Your assignment: Wherever "name" shows up in the records below, copy the whole line.

The data:
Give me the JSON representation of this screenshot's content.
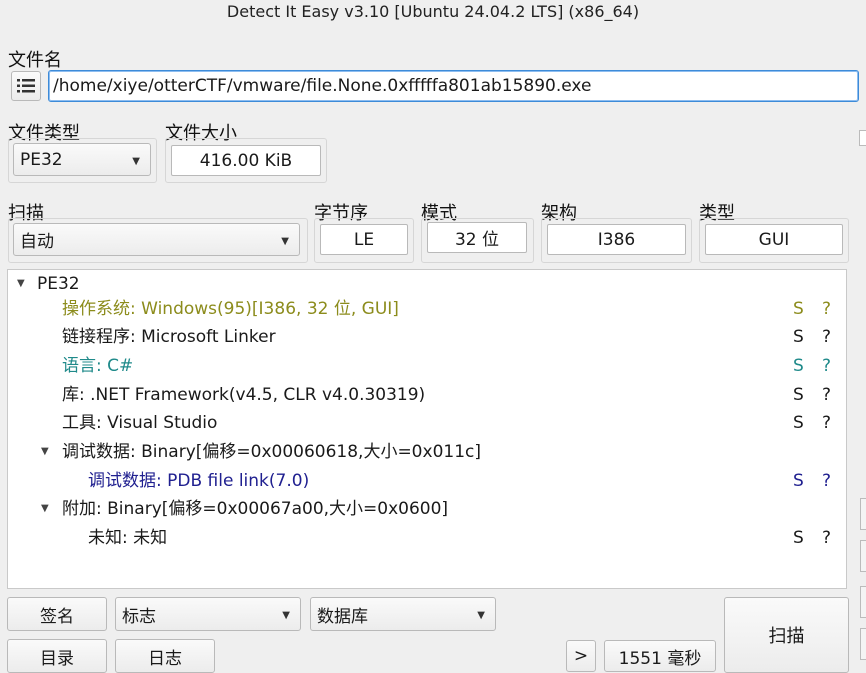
{
  "window": {
    "title": "Detect It Easy v3.10 [Ubuntu 24.04.2 LTS] (x86_64)"
  },
  "file": {
    "label": "文件名",
    "path": "/home/xiye/otterCTF/vmware/file.None.0xfffffa801ab15890.exe"
  },
  "file_type": {
    "label": "文件类型",
    "value": "PE32"
  },
  "file_size": {
    "label": "文件大小",
    "value": "416.00 KiB"
  },
  "scan": {
    "label": "扫描",
    "value": "自动"
  },
  "endianness": {
    "label": "字节序",
    "value": "LE"
  },
  "mode": {
    "label": "模式",
    "value": "32 位"
  },
  "arch": {
    "label": "架构",
    "value": "I386"
  },
  "type": {
    "label": "类型",
    "value": "GUI"
  },
  "results": {
    "root": "PE32",
    "items": [
      {
        "text": "操作系统: Windows(95)[I386, 32 位, GUI]",
        "s": "S",
        "q": "?",
        "color": "#8c8c1c"
      },
      {
        "text": "链接程序: Microsoft Linker",
        "s": "S",
        "q": "?",
        "color": "#1a1a1a"
      },
      {
        "text": "语言: C#",
        "s": "S",
        "q": "?",
        "color": "#1f8a8a"
      },
      {
        "text": "库: .NET Framework(v4.5, CLR v4.0.30319)",
        "s": "S",
        "q": "?",
        "color": "#1a1a1a"
      },
      {
        "text": "工具: Visual Studio",
        "s": "S",
        "q": "?",
        "color": "#1a1a1a"
      },
      {
        "text": "调试数据: Binary[偏移=0x00060618,大小=0x011c]",
        "color": "#1a1a1a"
      },
      {
        "text": "调试数据: PDB file link(7.0)",
        "s": "S",
        "q": "?",
        "color": "#202090"
      },
      {
        "text": "附加: Binary[偏移=0x00067a00,大小=0x0600]",
        "color": "#1a1a1a"
      },
      {
        "text": "未知: 未知",
        "s": "S",
        "q": "?",
        "color": "#1a1a1a"
      }
    ]
  },
  "bottom": {
    "signatures": "签名",
    "flags": "标志",
    "database": "数据库",
    "directory": "目录",
    "log": "日志",
    "more": ">",
    "elapsed": "1551 毫秒",
    "scan_button": "扫描"
  },
  "icons": {
    "menu": "menu-icon",
    "expand": "expand-arrow-icon",
    "dropdown": "chevron-down-icon"
  }
}
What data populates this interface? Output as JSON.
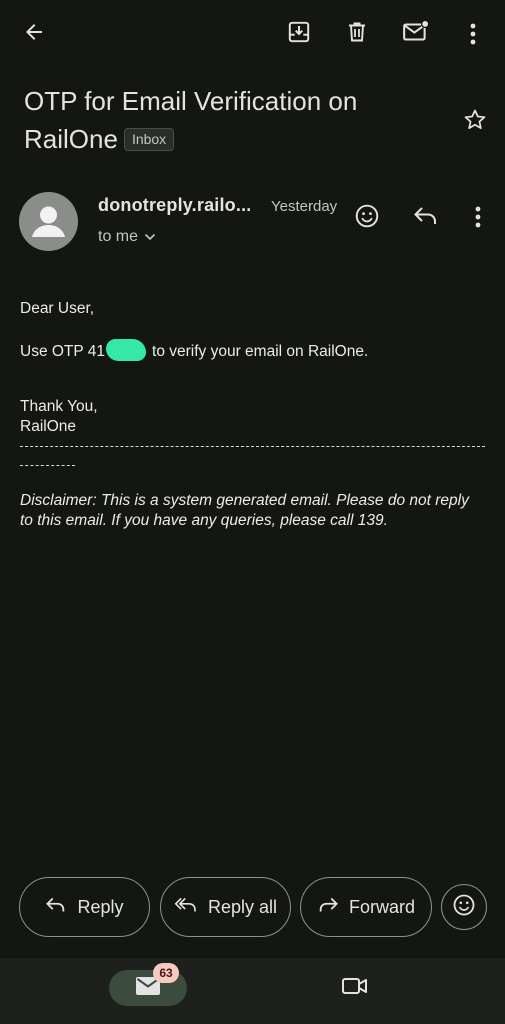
{
  "header": {
    "subject": "OTP for Email Verification on RailOne",
    "label": "Inbox"
  },
  "message": {
    "sender": "donotreply.railo...",
    "time": "Yesterday",
    "recipient": "to me"
  },
  "body": {
    "greeting": "Dear User,",
    "otp_prefix": "Use OTP 41",
    "otp_suffix": "to verify your email on RailOne.",
    "thanks": "Thank You,",
    "signature": "RailOne",
    "disclaimer": "Disclaimer: This is a system generated email. Please do not reply to this email. If you have any queries, please call 139."
  },
  "actions": {
    "reply_label": "Reply",
    "reply_all_label": "Reply all",
    "forward_label": "Forward"
  },
  "bottom_nav": {
    "mail_badge": "63"
  },
  "icons": {
    "top_bar": [
      "back-arrow-icon",
      "archive-icon",
      "delete-icon",
      "mark-unread-icon",
      "more-vert-icon"
    ],
    "star": "star-icon",
    "message_actions": [
      "emoji-icon",
      "reply-icon",
      "more-vert-icon"
    ],
    "nav": [
      "mail-icon",
      "video-camera-icon"
    ]
  },
  "colors": {
    "background": "#141614",
    "redaction": "#35e8a6",
    "badge": "#f7c9c1",
    "nav_active_pill": "#3b4b3d"
  }
}
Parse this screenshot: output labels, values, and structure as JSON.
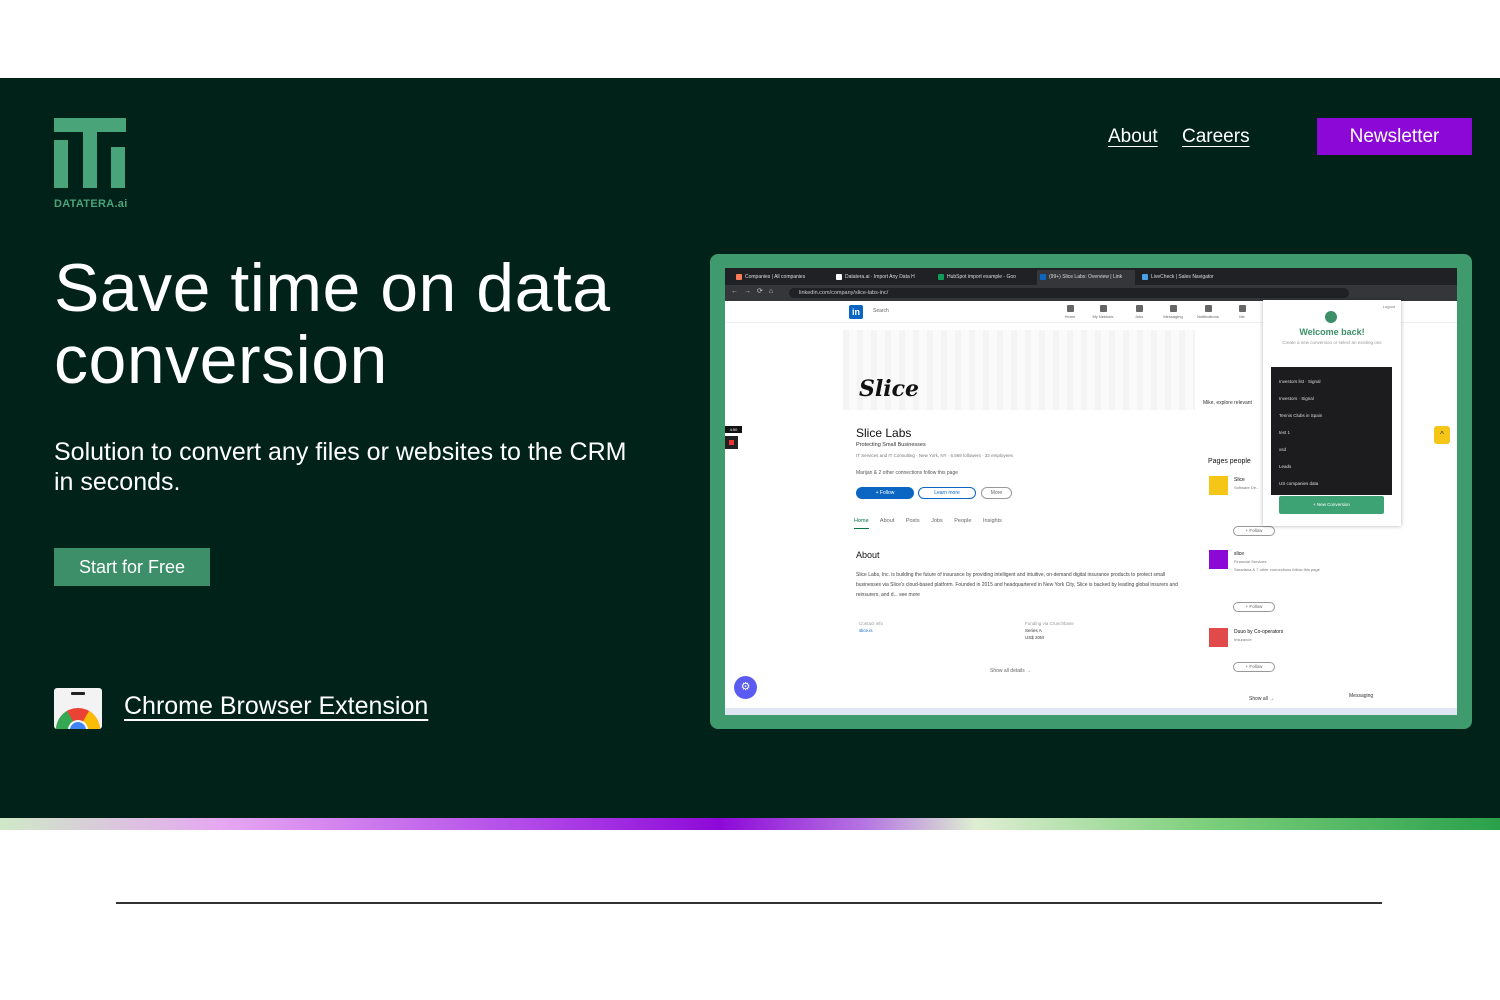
{
  "brand": {
    "logo_text": "DATATERA.ai",
    "accent": "#3c8f68",
    "purple": "#8c08d6",
    "bg": "#012219"
  },
  "nav": {
    "about": "About",
    "careers": "Careers",
    "newsletter": "Newsletter"
  },
  "hero": {
    "headline": "Save time on data conversion",
    "subhead": "Solution to convert any files or websites to the CRM in seconds.",
    "cta": "Start for Free",
    "extension_link": "Chrome Browser Extension"
  },
  "screenshot": {
    "tabs": [
      "Companies | All companies",
      "Datatera.ai · Import Any Data H",
      "HubSpot import example - Goo",
      "(99+) Slice Labs: Overview | Link",
      "LiveCheck | Sales Navigator"
    ],
    "url": "linkedin.com/company/slice-labs-inc/",
    "li_search": "Search",
    "li_nav": [
      "Home",
      "My Network",
      "Jobs",
      "Messaging",
      "Notifications",
      "Me"
    ],
    "cover_word": "Slice",
    "company": {
      "name": "Slice Labs",
      "tagline": "Protecting Small Businesses",
      "meta": "IT Services and IT Consulting · New York, NY · 6,569 followers · 33 employees",
      "connections": "Marijan & 2 other connections follow this page",
      "follow": "+ Follow",
      "learn_more": "Learn more",
      "more": "More"
    },
    "tabs_li": [
      "Home",
      "About",
      "Posts",
      "Jobs",
      "People",
      "Insights"
    ],
    "about_heading": "About",
    "about_text": "Slice Labs, Inc. is building the future of insurance by providing intelligent and intuitive, on-demand digital insurance products to protect small businesses via Slice's cloud-based platform. Founded in 2015 and headquartered in New York City, Slice is backed by leading global insurers and reinsurers, and d... see more",
    "info": {
      "contact_label": "Contact info",
      "contact_value": "slice.is",
      "funding_label": "Funding via Crunchbase",
      "series": "Series A",
      "amount": "US$ 20M"
    },
    "show_all_details": "Show all details →",
    "side_note": "Mike, explore relevant",
    "pages_people": "Pages people",
    "companies": [
      {
        "name": "Slice",
        "sub": "Software De...",
        "follow": "+ Follow"
      },
      {
        "name": "slice",
        "sub": "Financial Services",
        "extra": "Saradana & 7 other connections follow this page",
        "follow": "+ Follow"
      },
      {
        "name": "Duuo by Co-operators",
        "sub": "Insurance",
        "follow": "+ Follow"
      }
    ],
    "show_all": "Show all →",
    "messaging": "Messaging",
    "rec_time": "4:50",
    "ext": {
      "logout": "Logout",
      "welcome": "Welcome back!",
      "welcome_sub": "Create a new conversion or select an existing one",
      "items": [
        "Investors list · Signal",
        "Investors · Signal",
        "Tennis Clubs in Spain",
        "test 1",
        "xsd",
        "Leads",
        "US companies data"
      ],
      "new_conversion": "+ New Conversion"
    }
  }
}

Written reply:
      "name": "Slice Labs",
        "name": "Slice",
        "name": "slice",
        "name": "Duuo by Co-operators",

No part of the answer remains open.